> **DATASET RECORDS**
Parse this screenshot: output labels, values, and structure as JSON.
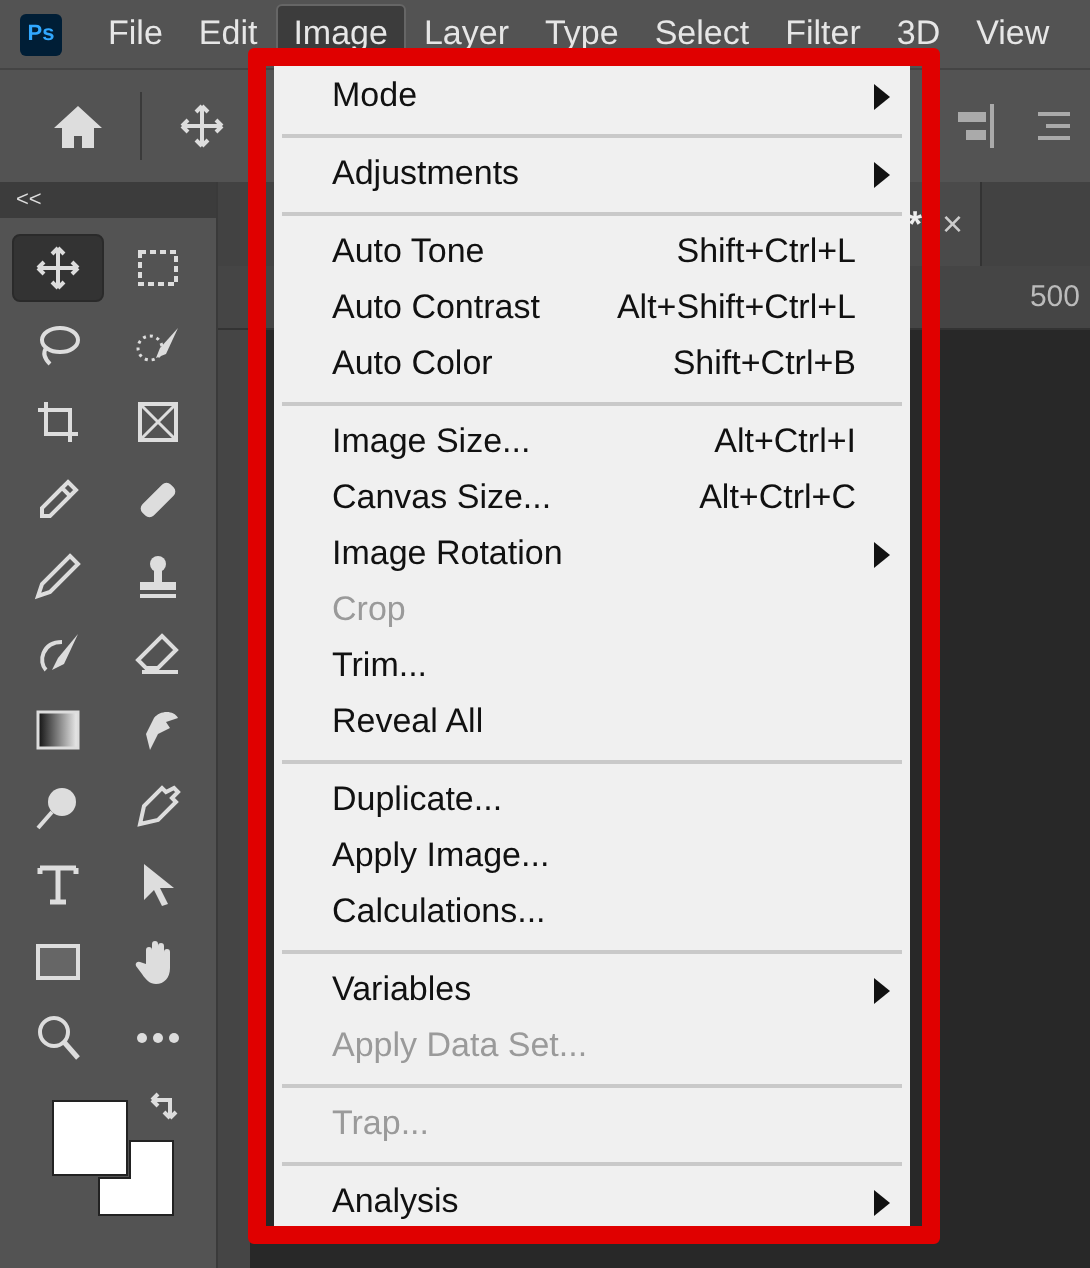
{
  "app_logo": "Ps",
  "menubar": [
    {
      "label": "File",
      "selected": false
    },
    {
      "label": "Edit",
      "selected": false
    },
    {
      "label": "Image",
      "selected": true
    },
    {
      "label": "Layer",
      "selected": false
    },
    {
      "label": "Type",
      "selected": false
    },
    {
      "label": "Select",
      "selected": false
    },
    {
      "label": "Filter",
      "selected": false
    },
    {
      "label": "3D",
      "selected": false
    },
    {
      "label": "View",
      "selected": false
    }
  ],
  "panel_toggle": "<<",
  "tools": [
    {
      "selected": true
    },
    {
      "selected": false
    },
    {
      "selected": false
    },
    {
      "selected": false
    },
    {
      "selected": false
    },
    {
      "selected": false
    },
    {
      "selected": false
    },
    {
      "selected": false
    },
    {
      "selected": false
    },
    {
      "selected": false
    },
    {
      "selected": false
    },
    {
      "selected": false
    },
    {
      "selected": false
    },
    {
      "selected": false
    },
    {
      "selected": false
    },
    {
      "selected": false
    },
    {
      "selected": false
    },
    {
      "selected": false
    },
    {
      "selected": false
    },
    {
      "selected": false
    },
    {
      "selected": false
    },
    {
      "selected": false
    }
  ],
  "document_tab": {
    "modified_mark": "*",
    "close": "×"
  },
  "ruler_label": "500",
  "menu_sections": [
    [
      {
        "label": "Mode",
        "submenu": true,
        "disabled": false
      }
    ],
    [
      {
        "label": "Adjustments",
        "submenu": true,
        "disabled": false
      }
    ],
    [
      {
        "label": "Auto Tone",
        "shortcut": "Shift+Ctrl+L",
        "submenu": false,
        "disabled": false
      },
      {
        "label": "Auto Contrast",
        "shortcut": "Alt+Shift+Ctrl+L",
        "submenu": false,
        "disabled": false
      },
      {
        "label": "Auto Color",
        "shortcut": "Shift+Ctrl+B",
        "submenu": false,
        "disabled": false
      }
    ],
    [
      {
        "label": "Image Size...",
        "shortcut": "Alt+Ctrl+I",
        "submenu": false,
        "disabled": false
      },
      {
        "label": "Canvas Size...",
        "shortcut": "Alt+Ctrl+C",
        "submenu": false,
        "disabled": false
      },
      {
        "label": "Image Rotation",
        "submenu": true,
        "disabled": false
      },
      {
        "label": "Crop",
        "submenu": false,
        "disabled": true
      },
      {
        "label": "Trim...",
        "submenu": false,
        "disabled": false
      },
      {
        "label": "Reveal All",
        "submenu": false,
        "disabled": false
      }
    ],
    [
      {
        "label": "Duplicate...",
        "submenu": false,
        "disabled": false
      },
      {
        "label": "Apply Image...",
        "submenu": false,
        "disabled": false
      },
      {
        "label": "Calculations...",
        "submenu": false,
        "disabled": false
      }
    ],
    [
      {
        "label": "Variables",
        "submenu": true,
        "disabled": false
      },
      {
        "label": "Apply Data Set...",
        "submenu": false,
        "disabled": true
      }
    ],
    [
      {
        "label": "Trap...",
        "submenu": false,
        "disabled": true
      }
    ],
    [
      {
        "label": "Analysis",
        "submenu": true,
        "disabled": false
      }
    ]
  ]
}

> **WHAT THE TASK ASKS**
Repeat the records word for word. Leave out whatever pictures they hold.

> **EXERCISE ANSWER**
Parse this screenshot: output labels, values, and structure as JSON.
{
  "app_logo": "Ps",
  "menubar": [
    {
      "label": "File",
      "selected": false
    },
    {
      "label": "Edit",
      "selected": false
    },
    {
      "label": "Image",
      "selected": true
    },
    {
      "label": "Layer",
      "selected": false
    },
    {
      "label": "Type",
      "selected": false
    },
    {
      "label": "Select",
      "selected": false
    },
    {
      "label": "Filter",
      "selected": false
    },
    {
      "label": "3D",
      "selected": false
    },
    {
      "label": "View",
      "selected": false
    }
  ],
  "panel_toggle": "<<",
  "tools": [
    {
      "selected": true
    },
    {
      "selected": false
    },
    {
      "selected": false
    },
    {
      "selected": false
    },
    {
      "selected": false
    },
    {
      "selected": false
    },
    {
      "selected": false
    },
    {
      "selected": false
    },
    {
      "selected": false
    },
    {
      "selected": false
    },
    {
      "selected": false
    },
    {
      "selected": false
    },
    {
      "selected": false
    },
    {
      "selected": false
    },
    {
      "selected": false
    },
    {
      "selected": false
    },
    {
      "selected": false
    },
    {
      "selected": false
    },
    {
      "selected": false
    },
    {
      "selected": false
    },
    {
      "selected": false
    },
    {
      "selected": false
    }
  ],
  "document_tab": {
    "modified_mark": "*",
    "close": "×"
  },
  "ruler_label": "500",
  "menu_sections": [
    [
      {
        "label": "Mode",
        "submenu": true,
        "disabled": false
      }
    ],
    [
      {
        "label": "Adjustments",
        "submenu": true,
        "disabled": false
      }
    ],
    [
      {
        "label": "Auto Tone",
        "shortcut": "Shift+Ctrl+L",
        "submenu": false,
        "disabled": false
      },
      {
        "label": "Auto Contrast",
        "shortcut": "Alt+Shift+Ctrl+L",
        "submenu": false,
        "disabled": false
      },
      {
        "label": "Auto Color",
        "shortcut": "Shift+Ctrl+B",
        "submenu": false,
        "disabled": false
      }
    ],
    [
      {
        "label": "Image Size...",
        "shortcut": "Alt+Ctrl+I",
        "submenu": false,
        "disabled": false
      },
      {
        "label": "Canvas Size...",
        "shortcut": "Alt+Ctrl+C",
        "submenu": false,
        "disabled": false
      },
      {
        "label": "Image Rotation",
        "submenu": true,
        "disabled": false
      },
      {
        "label": "Crop",
        "submenu": false,
        "disabled": true
      },
      {
        "label": "Trim...",
        "submenu": false,
        "disabled": false
      },
      {
        "label": "Reveal All",
        "submenu": false,
        "disabled": false
      }
    ],
    [
      {
        "label": "Duplicate...",
        "submenu": false,
        "disabled": false
      },
      {
        "label": "Apply Image...",
        "submenu": false,
        "disabled": false
      },
      {
        "label": "Calculations...",
        "submenu": false,
        "disabled": false
      }
    ],
    [
      {
        "label": "Variables",
        "submenu": true,
        "disabled": false
      },
      {
        "label": "Apply Data Set...",
        "submenu": false,
        "disabled": true
      }
    ],
    [
      {
        "label": "Trap...",
        "submenu": false,
        "disabled": true
      }
    ],
    [
      {
        "label": "Analysis",
        "submenu": true,
        "disabled": false
      }
    ]
  ]
}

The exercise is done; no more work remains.